- [Task item]: Copy the listing below letter for letter, passing over each picture.

- [Task input]:
::::::::
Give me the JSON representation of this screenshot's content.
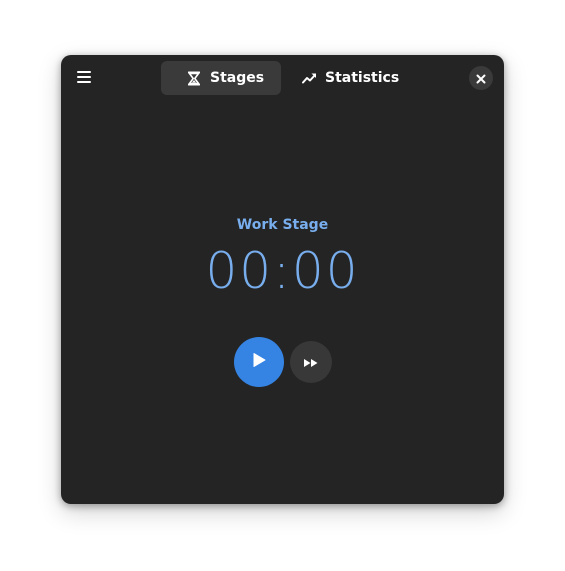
{
  "header": {
    "menu_icon": "hamburger-menu-icon",
    "tabs": [
      {
        "label": "Stages",
        "icon": "hourglass-icon",
        "active": true
      },
      {
        "label": "Statistics",
        "icon": "trend-up-icon",
        "active": false
      }
    ],
    "close_icon": "close-icon"
  },
  "main": {
    "stage_label": "Work Stage",
    "timer": "00:00"
  },
  "controls": {
    "play_icon": "play-icon",
    "skip_icon": "skip-forward-icon"
  },
  "colors": {
    "window_bg": "#242424",
    "accent_text": "#78aeed",
    "accent_button": "#3584e4",
    "tab_active_bg": "#3a3a3a"
  }
}
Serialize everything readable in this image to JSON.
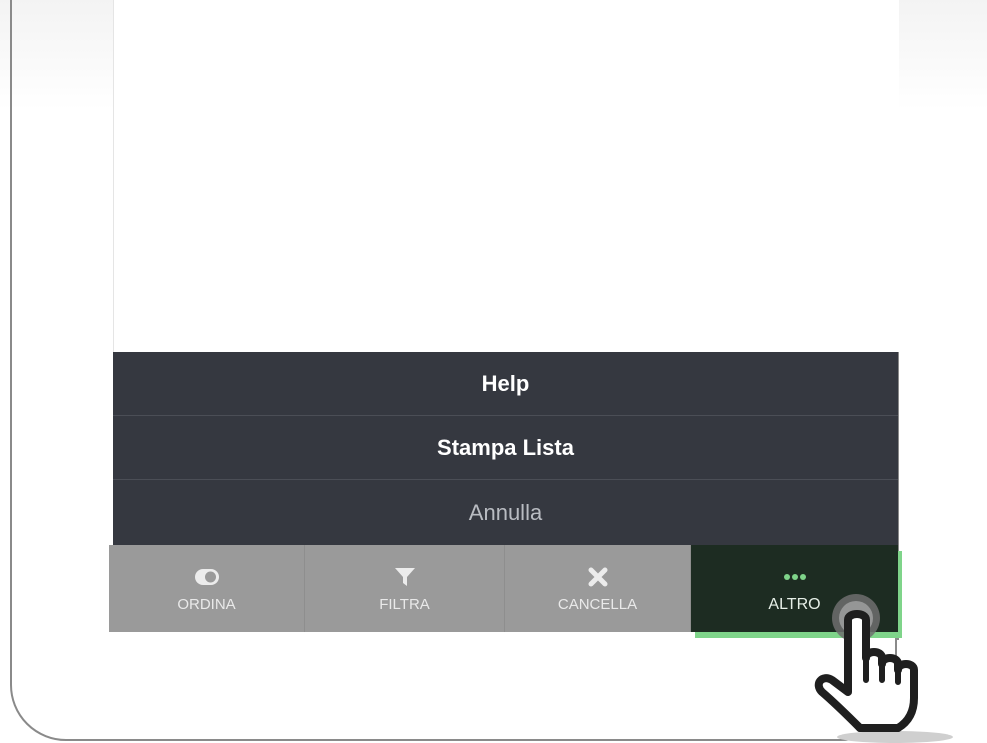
{
  "action_sheet": {
    "items": [
      {
        "label": "Help"
      },
      {
        "label": "Stampa Lista"
      }
    ],
    "cancel_label": "Annulla"
  },
  "toolbar": {
    "items": [
      {
        "label": "ORDINA",
        "icon": "toggle-icon"
      },
      {
        "label": "FILTRA",
        "icon": "filter-icon"
      },
      {
        "label": "CANCELLA",
        "icon": "close-icon"
      },
      {
        "label": "ALTRO",
        "icon": "more-dots-icon",
        "active": true
      }
    ]
  },
  "colors": {
    "sheet_bg": "#353840",
    "toolbar_bg": "#9a9a9a",
    "active_bg": "#1d2c22",
    "active_accent": "#7fd48a"
  }
}
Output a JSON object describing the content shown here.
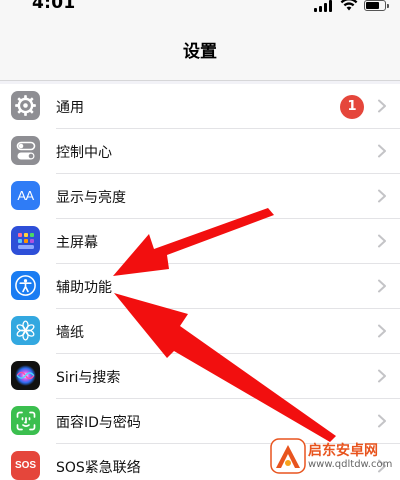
{
  "status_bar": {
    "time": "4:01"
  },
  "header": {
    "title": "设置"
  },
  "settings": {
    "items": [
      {
        "label": "通用",
        "icon": "gear-icon",
        "color": "#8e8e93",
        "badge": "1"
      },
      {
        "label": "控制中心",
        "icon": "toggle-switches-icon",
        "color": "#8e8e93"
      },
      {
        "label": "显示与亮度",
        "icon": "text-size-icon",
        "color": "#2f7cf6",
        "icon_text": "AA"
      },
      {
        "label": "主屏幕",
        "icon": "home-screen-grid-icon",
        "color": "#2e4fd8"
      },
      {
        "label": "辅助功能",
        "icon": "accessibility-person-icon",
        "color": "#1a7cf2"
      },
      {
        "label": "墙纸",
        "icon": "flower-icon",
        "color": "#33a8e0"
      },
      {
        "label": "Siri与搜索",
        "icon": "siri-icon",
        "color": "#111111"
      },
      {
        "label": "面容ID与密码",
        "icon": "face-id-icon",
        "color": "#3bbf4f"
      },
      {
        "label": "SOS紧急联络",
        "icon": "sos-icon",
        "color": "#e5463b",
        "icon_text": "SOS"
      }
    ]
  },
  "annotations": {
    "arrow_color": "#f20f0f",
    "arrow_target": "辅助功能"
  },
  "watermark": {
    "name": "启东安卓网",
    "url": "www.qdltdw.com"
  }
}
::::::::
- [Result]:
Give me the JSON representation of this screenshot's content.
{
  "header": {
    "menu_icon": "hamburger-menu-icon",
    "tabs": [
      {
        "label": "Stages",
        "icon": "hourglass-icon",
        "active": true
      },
      {
        "label": "Statistics",
        "icon": "trend-up-icon",
        "active": false
      }
    ],
    "close_icon": "close-icon"
  },
  "main": {
    "stage_label": "Work Stage",
    "timer": "00:00"
  },
  "controls": {
    "play_icon": "play-icon",
    "skip_icon": "skip-forward-icon"
  },
  "colors": {
    "window_bg": "#242424",
    "accent_text": "#78aeed",
    "accent_button": "#3584e4",
    "tab_active_bg": "#3a3a3a"
  }
}
Serialize everything readable in this image to JSON.
{
  "action_sheet": {
    "items": [
      {
        "label": "Help"
      },
      {
        "label": "Stampa Lista"
      }
    ],
    "cancel_label": "Annulla"
  },
  "toolbar": {
    "items": [
      {
        "label": "ORDINA",
        "icon": "toggle-icon"
      },
      {
        "label": "FILTRA",
        "icon": "filter-icon"
      },
      {
        "label": "CANCELLA",
        "icon": "close-icon"
      },
      {
        "label": "ALTRO",
        "icon": "more-dots-icon",
        "active": true
      }
    ]
  },
  "colors": {
    "sheet_bg": "#353840",
    "toolbar_bg": "#9a9a9a",
    "active_bg": "#1d2c22",
    "active_accent": "#7fd48a"
  }
}
Output a JSON object describing the content shown here.
{
  "status_bar": {
    "time": "4:01"
  },
  "header": {
    "title": "设置"
  },
  "settings": {
    "items": [
      {
        "label": "通用",
        "icon": "gear-icon",
        "color": "#8e8e93",
        "badge": "1"
      },
      {
        "label": "控制中心",
        "icon": "toggle-switches-icon",
        "color": "#8e8e93"
      },
      {
        "label": "显示与亮度",
        "icon": "text-size-icon",
        "color": "#2f7cf6",
        "icon_text": "AA"
      },
      {
        "label": "主屏幕",
        "icon": "home-screen-grid-icon",
        "color": "#2e4fd8"
      },
      {
        "label": "辅助功能",
        "icon": "accessibility-person-icon",
        "color": "#1a7cf2"
      },
      {
        "label": "墙纸",
        "icon": "flower-icon",
        "color": "#33a8e0"
      },
      {
        "label": "Siri与搜索",
        "icon": "siri-icon",
        "color": "#111111"
      },
      {
        "label": "面容ID与密码",
        "icon": "face-id-icon",
        "color": "#3bbf4f"
      },
      {
        "label": "SOS紧急联络",
        "icon": "sos-icon",
        "color": "#e5463b",
        "icon_text": "SOS"
      }
    ]
  },
  "annotations": {
    "arrow_color": "#f20f0f",
    "arrow_target": "辅助功能"
  },
  "watermark": {
    "name": "启东安卓网",
    "url": "www.qdltdw.com"
  }
}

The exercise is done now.